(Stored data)
============================================================
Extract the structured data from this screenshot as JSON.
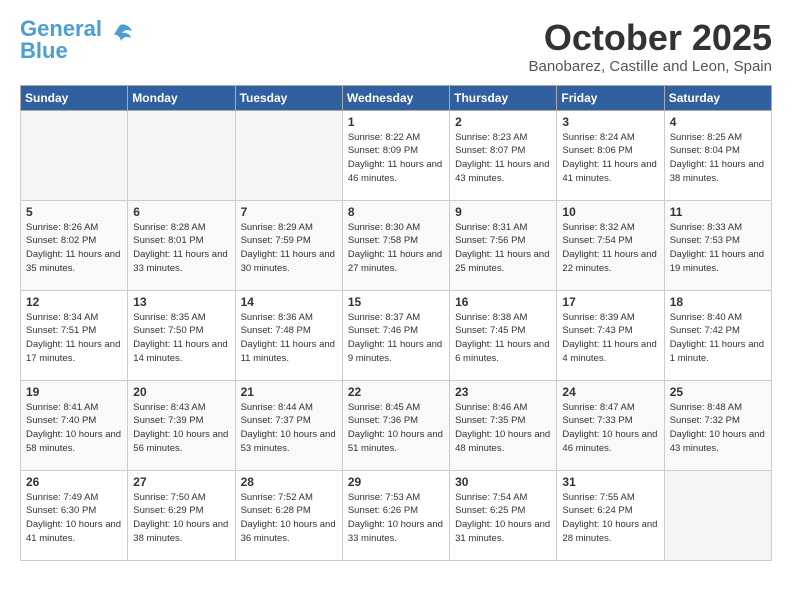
{
  "header": {
    "logo_general": "General",
    "logo_blue": "Blue",
    "month_title": "October 2025",
    "location": "Banobarez, Castille and Leon, Spain"
  },
  "weekdays": [
    "Sunday",
    "Monday",
    "Tuesday",
    "Wednesday",
    "Thursday",
    "Friday",
    "Saturday"
  ],
  "weeks": [
    [
      {
        "day": "",
        "sunrise": "",
        "sunset": "",
        "daylight": ""
      },
      {
        "day": "",
        "sunrise": "",
        "sunset": "",
        "daylight": ""
      },
      {
        "day": "",
        "sunrise": "",
        "sunset": "",
        "daylight": ""
      },
      {
        "day": "1",
        "sunrise": "Sunrise: 8:22 AM",
        "sunset": "Sunset: 8:09 PM",
        "daylight": "Daylight: 11 hours and 46 minutes."
      },
      {
        "day": "2",
        "sunrise": "Sunrise: 8:23 AM",
        "sunset": "Sunset: 8:07 PM",
        "daylight": "Daylight: 11 hours and 43 minutes."
      },
      {
        "day": "3",
        "sunrise": "Sunrise: 8:24 AM",
        "sunset": "Sunset: 8:06 PM",
        "daylight": "Daylight: 11 hours and 41 minutes."
      },
      {
        "day": "4",
        "sunrise": "Sunrise: 8:25 AM",
        "sunset": "Sunset: 8:04 PM",
        "daylight": "Daylight: 11 hours and 38 minutes."
      }
    ],
    [
      {
        "day": "5",
        "sunrise": "Sunrise: 8:26 AM",
        "sunset": "Sunset: 8:02 PM",
        "daylight": "Daylight: 11 hours and 35 minutes."
      },
      {
        "day": "6",
        "sunrise": "Sunrise: 8:28 AM",
        "sunset": "Sunset: 8:01 PM",
        "daylight": "Daylight: 11 hours and 33 minutes."
      },
      {
        "day": "7",
        "sunrise": "Sunrise: 8:29 AM",
        "sunset": "Sunset: 7:59 PM",
        "daylight": "Daylight: 11 hours and 30 minutes."
      },
      {
        "day": "8",
        "sunrise": "Sunrise: 8:30 AM",
        "sunset": "Sunset: 7:58 PM",
        "daylight": "Daylight: 11 hours and 27 minutes."
      },
      {
        "day": "9",
        "sunrise": "Sunrise: 8:31 AM",
        "sunset": "Sunset: 7:56 PM",
        "daylight": "Daylight: 11 hours and 25 minutes."
      },
      {
        "day": "10",
        "sunrise": "Sunrise: 8:32 AM",
        "sunset": "Sunset: 7:54 PM",
        "daylight": "Daylight: 11 hours and 22 minutes."
      },
      {
        "day": "11",
        "sunrise": "Sunrise: 8:33 AM",
        "sunset": "Sunset: 7:53 PM",
        "daylight": "Daylight: 11 hours and 19 minutes."
      }
    ],
    [
      {
        "day": "12",
        "sunrise": "Sunrise: 8:34 AM",
        "sunset": "Sunset: 7:51 PM",
        "daylight": "Daylight: 11 hours and 17 minutes."
      },
      {
        "day": "13",
        "sunrise": "Sunrise: 8:35 AM",
        "sunset": "Sunset: 7:50 PM",
        "daylight": "Daylight: 11 hours and 14 minutes."
      },
      {
        "day": "14",
        "sunrise": "Sunrise: 8:36 AM",
        "sunset": "Sunset: 7:48 PM",
        "daylight": "Daylight: 11 hours and 11 minutes."
      },
      {
        "day": "15",
        "sunrise": "Sunrise: 8:37 AM",
        "sunset": "Sunset: 7:46 PM",
        "daylight": "Daylight: 11 hours and 9 minutes."
      },
      {
        "day": "16",
        "sunrise": "Sunrise: 8:38 AM",
        "sunset": "Sunset: 7:45 PM",
        "daylight": "Daylight: 11 hours and 6 minutes."
      },
      {
        "day": "17",
        "sunrise": "Sunrise: 8:39 AM",
        "sunset": "Sunset: 7:43 PM",
        "daylight": "Daylight: 11 hours and 4 minutes."
      },
      {
        "day": "18",
        "sunrise": "Sunrise: 8:40 AM",
        "sunset": "Sunset: 7:42 PM",
        "daylight": "Daylight: 11 hours and 1 minute."
      }
    ],
    [
      {
        "day": "19",
        "sunrise": "Sunrise: 8:41 AM",
        "sunset": "Sunset: 7:40 PM",
        "daylight": "Daylight: 10 hours and 58 minutes."
      },
      {
        "day": "20",
        "sunrise": "Sunrise: 8:43 AM",
        "sunset": "Sunset: 7:39 PM",
        "daylight": "Daylight: 10 hours and 56 minutes."
      },
      {
        "day": "21",
        "sunrise": "Sunrise: 8:44 AM",
        "sunset": "Sunset: 7:37 PM",
        "daylight": "Daylight: 10 hours and 53 minutes."
      },
      {
        "day": "22",
        "sunrise": "Sunrise: 8:45 AM",
        "sunset": "Sunset: 7:36 PM",
        "daylight": "Daylight: 10 hours and 51 minutes."
      },
      {
        "day": "23",
        "sunrise": "Sunrise: 8:46 AM",
        "sunset": "Sunset: 7:35 PM",
        "daylight": "Daylight: 10 hours and 48 minutes."
      },
      {
        "day": "24",
        "sunrise": "Sunrise: 8:47 AM",
        "sunset": "Sunset: 7:33 PM",
        "daylight": "Daylight: 10 hours and 46 minutes."
      },
      {
        "day": "25",
        "sunrise": "Sunrise: 8:48 AM",
        "sunset": "Sunset: 7:32 PM",
        "daylight": "Daylight: 10 hours and 43 minutes."
      }
    ],
    [
      {
        "day": "26",
        "sunrise": "Sunrise: 7:49 AM",
        "sunset": "Sunset: 6:30 PM",
        "daylight": "Daylight: 10 hours and 41 minutes."
      },
      {
        "day": "27",
        "sunrise": "Sunrise: 7:50 AM",
        "sunset": "Sunset: 6:29 PM",
        "daylight": "Daylight: 10 hours and 38 minutes."
      },
      {
        "day": "28",
        "sunrise": "Sunrise: 7:52 AM",
        "sunset": "Sunset: 6:28 PM",
        "daylight": "Daylight: 10 hours and 36 minutes."
      },
      {
        "day": "29",
        "sunrise": "Sunrise: 7:53 AM",
        "sunset": "Sunset: 6:26 PM",
        "daylight": "Daylight: 10 hours and 33 minutes."
      },
      {
        "day": "30",
        "sunrise": "Sunrise: 7:54 AM",
        "sunset": "Sunset: 6:25 PM",
        "daylight": "Daylight: 10 hours and 31 minutes."
      },
      {
        "day": "31",
        "sunrise": "Sunrise: 7:55 AM",
        "sunset": "Sunset: 6:24 PM",
        "daylight": "Daylight: 10 hours and 28 minutes."
      },
      {
        "day": "",
        "sunrise": "",
        "sunset": "",
        "daylight": ""
      }
    ]
  ]
}
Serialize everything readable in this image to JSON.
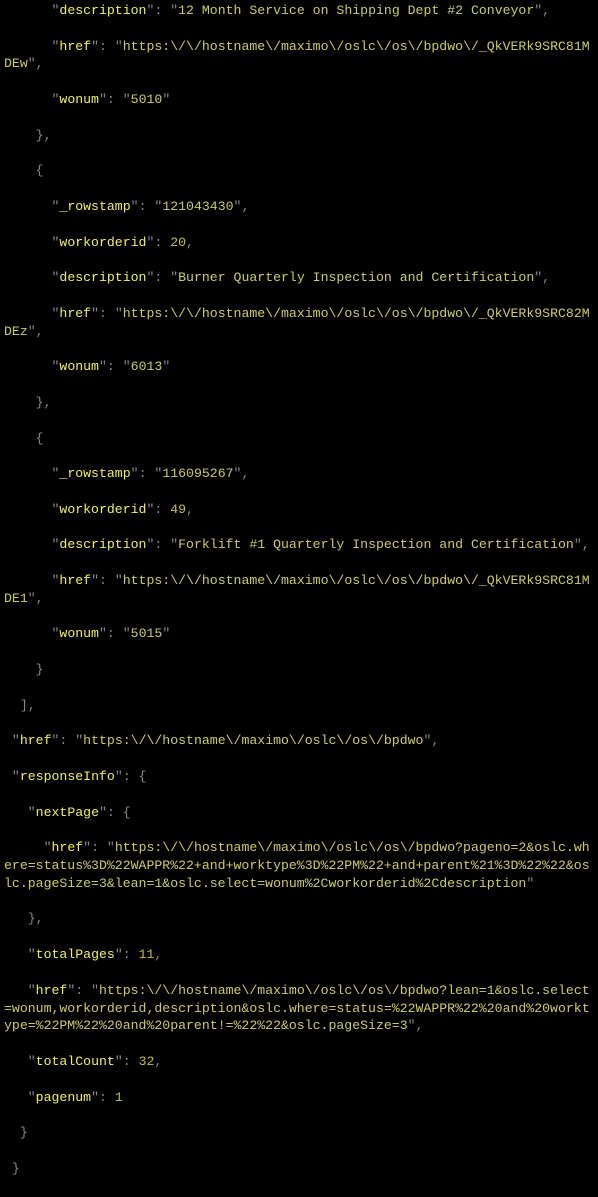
{
  "members": [
    {
      "description": "12 Month Service on Shipping Dept #2 Conveyor",
      "href": "https:\\/\\/hostname\\/maximo\\/oslc\\/os\\/bpdwo\\/_QkVERk9SRC81MDEw",
      "wonum": "5010"
    },
    {
      "_rowstamp": "121043430",
      "workorderid": 20,
      "description": "Burner Quarterly Inspection and Certification",
      "href": "https:\\/\\/hostname\\/maximo\\/oslc\\/os\\/bpdwo\\/_QkVERk9SRC82MDEz",
      "wonum": "6013"
    },
    {
      "_rowstamp": "116095267",
      "workorderid": 49,
      "description": "Forklift #1 Quarterly Inspection and Certification",
      "href": "https:\\/\\/hostname\\/maximo\\/oslc\\/os\\/bpdwo\\/_QkVERk9SRC81MDE1",
      "wonum": "5015"
    }
  ],
  "outer_href": "https:\\/\\/hostname\\/maximo\\/oslc\\/os\\/bpdwo",
  "responseInfo": {
    "nextPage": {
      "href": "https:\\/\\/hostname\\/maximo\\/oslc\\/os\\/bpdwo?pageno=2&oslc.where=status%3D%22WAPPR%22+and+worktype%3D%22PM%22+and+parent%21%3D%22%22&oslc.pageSize=3&lean=1&oslc.select=wonum%2Cworkorderid%2Cdescription"
    },
    "totalPages": 11,
    "href": "https:\\/\\/hostname\\/maximo\\/oslc\\/os\\/bpdwo?lean=1&oslc.select=wonum,workorderid,description&oslc.where=status=%22WAPPR%22%20and%20worktype=%22PM%22%20and%20parent!=%22%22&oslc.pageSize=3",
    "totalCount": 32,
    "pagenum": 1
  },
  "labels": {
    "description": "description",
    "href": "href",
    "wonum": "wonum",
    "_rowstamp": "_rowstamp",
    "workorderid": "workorderid",
    "responseInfo": "responseInfo",
    "nextPage": "nextPage",
    "totalPages": "totalPages",
    "totalCount": "totalCount",
    "pagenum": "pagenum"
  }
}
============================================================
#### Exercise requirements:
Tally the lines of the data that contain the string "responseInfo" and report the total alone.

#### Answer for the task:
2